The Penanggalan is a vampiric monster borne of black magic. She is a normal human during the day, usually a midwife by trade, but at night she can detatch her head from her body. The disembodied head can then fly about, dangling glistening entrails behind it, which she manipulates like tentacles.
The Penanggalan flies around looking for victims to feed on, her preferences being pregnant women, women who have very recently given birth, and babies. Victims who survive having had their blood sucked by a Penanggalan develop an almost-always fatal wasting disease. After feeding, and before dawn, she returns home, where she keeps a vat of vinegar handy. She soaks her entrails in the vinegar to shrink them, so they will more easily fit back into her body. This is one way to identify a Penanggalan in daylight—she always smells of vinegar.
Damos Gracias (Wal-Muerto) by Dylan A.T. Miner. Relief print on recycled grocery bag. 2007
Season Ten of Supernatural—pretty impressive by any standard. By the tenth season, are our expectations higher than ever, or are we willing to accept whatever the boys will give us only because we are so grateful they continue to carry on? It’s likely a symbiotic interaction, with fans recognizing the immense potential of Supernatural, and the show responding in kind to the support and anticipation.
excerpt from A Fox Family History by Kevin A. Fox:
The Fox Sisters and the Birth of Spiritualism
There seems to be in the Fox family a strength and peculiar ability … an innate something which attracts and inspires.
—Mariam Buckner Pond, 1947
The cottage where Margaret and Katie Fox first communicated with spirits.
My children grew up in Fredonia, New York, just five miles north of Lily Dale Assembly, which bills itself as “The World’s Largest Center for the Science, Philosophy and Religion of Spiritualism.” During the summer months it is the largest community of “spiritualists” in the US. The Fox sisters of Hydesville, New York are still celebrated worldwide as key figures in establishing the Spiritualism movement in the US and Europe in the mid-nineteenth century (Putnam, 2003). They are still spoken of reverently in Lily Dale, where one can see various monuments to their work—the Lily Dale Museum is filled with documents and relics relating to their lives. While I remain a curious skeptic, my daughters and their friends have more directly investigated the possibility of communication with spirits by having occasional “readings” by resident “mediums.” When they tell me the results of their readings I am often at a loss to explain how the “counselors” come by the information they seem to possess. If you travel to Western New York, I urge you to schedule a personal reading with any of the celebrated “mediums” at Lily Dale and make your own determination.
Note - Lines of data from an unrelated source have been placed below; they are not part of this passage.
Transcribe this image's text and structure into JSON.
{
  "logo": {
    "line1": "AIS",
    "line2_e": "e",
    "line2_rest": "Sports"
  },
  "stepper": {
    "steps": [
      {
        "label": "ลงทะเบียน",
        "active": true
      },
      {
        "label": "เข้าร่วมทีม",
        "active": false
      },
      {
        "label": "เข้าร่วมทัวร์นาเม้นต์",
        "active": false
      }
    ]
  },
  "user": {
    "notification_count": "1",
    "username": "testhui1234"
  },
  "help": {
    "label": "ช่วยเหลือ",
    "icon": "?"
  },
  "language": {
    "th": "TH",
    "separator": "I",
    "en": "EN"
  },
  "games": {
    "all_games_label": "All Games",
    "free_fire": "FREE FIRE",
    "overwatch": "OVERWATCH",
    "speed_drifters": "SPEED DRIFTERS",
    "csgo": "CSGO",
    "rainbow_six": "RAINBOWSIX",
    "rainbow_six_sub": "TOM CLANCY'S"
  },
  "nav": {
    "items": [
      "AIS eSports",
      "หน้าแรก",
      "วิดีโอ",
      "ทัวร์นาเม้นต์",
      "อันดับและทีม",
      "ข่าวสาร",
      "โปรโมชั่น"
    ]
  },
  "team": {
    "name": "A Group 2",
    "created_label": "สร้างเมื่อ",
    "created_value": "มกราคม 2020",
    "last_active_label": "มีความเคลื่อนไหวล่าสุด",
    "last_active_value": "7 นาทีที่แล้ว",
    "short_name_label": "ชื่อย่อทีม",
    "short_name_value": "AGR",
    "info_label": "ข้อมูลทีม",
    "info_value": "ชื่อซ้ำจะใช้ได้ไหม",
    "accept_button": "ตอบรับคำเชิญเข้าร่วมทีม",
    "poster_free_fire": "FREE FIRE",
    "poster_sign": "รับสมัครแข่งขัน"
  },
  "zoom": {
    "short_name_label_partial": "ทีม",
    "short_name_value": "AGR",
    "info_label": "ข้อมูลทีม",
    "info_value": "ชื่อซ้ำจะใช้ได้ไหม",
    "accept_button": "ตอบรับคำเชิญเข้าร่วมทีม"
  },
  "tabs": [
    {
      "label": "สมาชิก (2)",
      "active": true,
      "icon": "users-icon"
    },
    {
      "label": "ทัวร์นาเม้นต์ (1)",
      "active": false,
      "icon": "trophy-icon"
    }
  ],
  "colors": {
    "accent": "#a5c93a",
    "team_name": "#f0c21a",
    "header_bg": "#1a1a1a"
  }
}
Many societies have a traditional belief in ghosts or spirits of the dead. The existence of ghosts have been reported worldwide and throughout history. The manner in which these apparitions take form varies in different cultures, but they generally appear as translucent or semi-transparent figures. Ghosts are sometimes known to move objects or take possession of others. Efforts to bring forth or communicate with specters of the dead have taken place through various rituals including the seances that typified the spiritualist movement that developed in 19th century Europe and America. Ghosts will inhabit particular locations, objects, or even people. Ghosts are often characterized as either lost souls, harbingers, or malicious spirits.
Have you seen Bessie? She is the monster who lives in Lake Erie. Bessie has been sighted over the years at various location in and around the lake. The first recorded sighting was in 1793 and Bessie has been spotted with increasing frequency over the last thirty years.
Many ship crews have reported Bessie sightings, describing her as a grayish, snake-like creature 30-40 feet in length and 1 to 4 feet in diameter. In 1892 an entire ship and her captain reporting seeing a huge sea serpent 50 feet in length with a head raised four feet above the water.
Bessie, or her ancestors, may have been swimming in Lake Erie prior to European settlement. The Seneca Indians tell the story of the Good Spirit and the Evil Spirit, in which the Evil Spirit commands a huge serpent who swam the waters of the Niagara River and Lake Erie.
Other Iroquois legends describe the creature Oniare as a dragon-like horned water serpent that lurks in the Great Lakes. The Oniare was said to have a poisonous breath, and would capsize canoes and eat travelers. People would try to protect themselves from the Oniare through offerings and by invoking it’s mortal enemy–the thunder god Hinon.
As well of the native legends and historical accounts by sailors, a series of sightings in the 1990s indicate that this sea monster continues to inhabit the shallow waters of Lake Erie. When swimming or boating in Lake Erie, watch out for Bessie.